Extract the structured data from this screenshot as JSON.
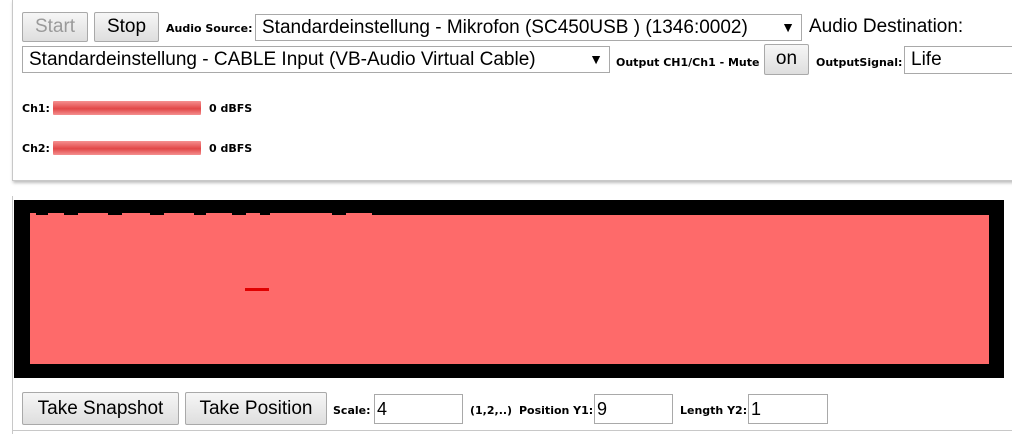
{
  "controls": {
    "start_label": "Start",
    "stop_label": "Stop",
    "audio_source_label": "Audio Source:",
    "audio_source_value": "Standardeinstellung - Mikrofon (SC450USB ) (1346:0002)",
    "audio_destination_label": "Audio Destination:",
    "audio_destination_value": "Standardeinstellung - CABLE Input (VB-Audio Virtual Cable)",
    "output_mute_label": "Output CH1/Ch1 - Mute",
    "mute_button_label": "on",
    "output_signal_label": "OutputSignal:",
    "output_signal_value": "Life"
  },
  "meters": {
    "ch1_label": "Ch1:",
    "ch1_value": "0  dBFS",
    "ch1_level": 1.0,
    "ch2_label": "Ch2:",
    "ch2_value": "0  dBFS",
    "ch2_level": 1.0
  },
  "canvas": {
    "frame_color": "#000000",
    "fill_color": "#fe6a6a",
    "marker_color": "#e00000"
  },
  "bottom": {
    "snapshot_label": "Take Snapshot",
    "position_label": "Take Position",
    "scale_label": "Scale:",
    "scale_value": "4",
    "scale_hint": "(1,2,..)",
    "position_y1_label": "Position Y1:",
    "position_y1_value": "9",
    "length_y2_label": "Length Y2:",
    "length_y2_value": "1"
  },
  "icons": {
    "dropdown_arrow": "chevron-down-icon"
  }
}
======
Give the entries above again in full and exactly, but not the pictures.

Extract the structured data from this screenshot as JSON.
{
  "controls": {
    "start_label": "Start",
    "stop_label": "Stop",
    "audio_source_label": "Audio Source:",
    "audio_source_value": "Standardeinstellung - Mikrofon (SC450USB ) (1346:0002)",
    "audio_destination_label": "Audio Destination:",
    "audio_destination_value": "Standardeinstellung - CABLE Input (VB-Audio Virtual Cable)",
    "output_mute_label": "Output CH1/Ch1 - Mute",
    "mute_button_label": "on",
    "output_signal_label": "OutputSignal:",
    "output_signal_value": "Life"
  },
  "meters": {
    "ch1_label": "Ch1:",
    "ch1_value": "0  dBFS",
    "ch1_level": 1.0,
    "ch2_label": "Ch2:",
    "ch2_value": "0  dBFS",
    "ch2_level": 1.0
  },
  "canvas": {
    "frame_color": "#000000",
    "fill_color": "#fe6a6a",
    "marker_color": "#e00000"
  },
  "bottom": {
    "snapshot_label": "Take Snapshot",
    "position_label": "Take Position",
    "scale_label": "Scale:",
    "scale_value": "4",
    "scale_hint": "(1,2,..)",
    "position_y1_label": "Position Y1:",
    "position_y1_value": "9",
    "length_y2_label": "Length Y2:",
    "length_y2_value": "1"
  },
  "icons": {
    "dropdown_arrow": "chevron-down-icon"
  }
}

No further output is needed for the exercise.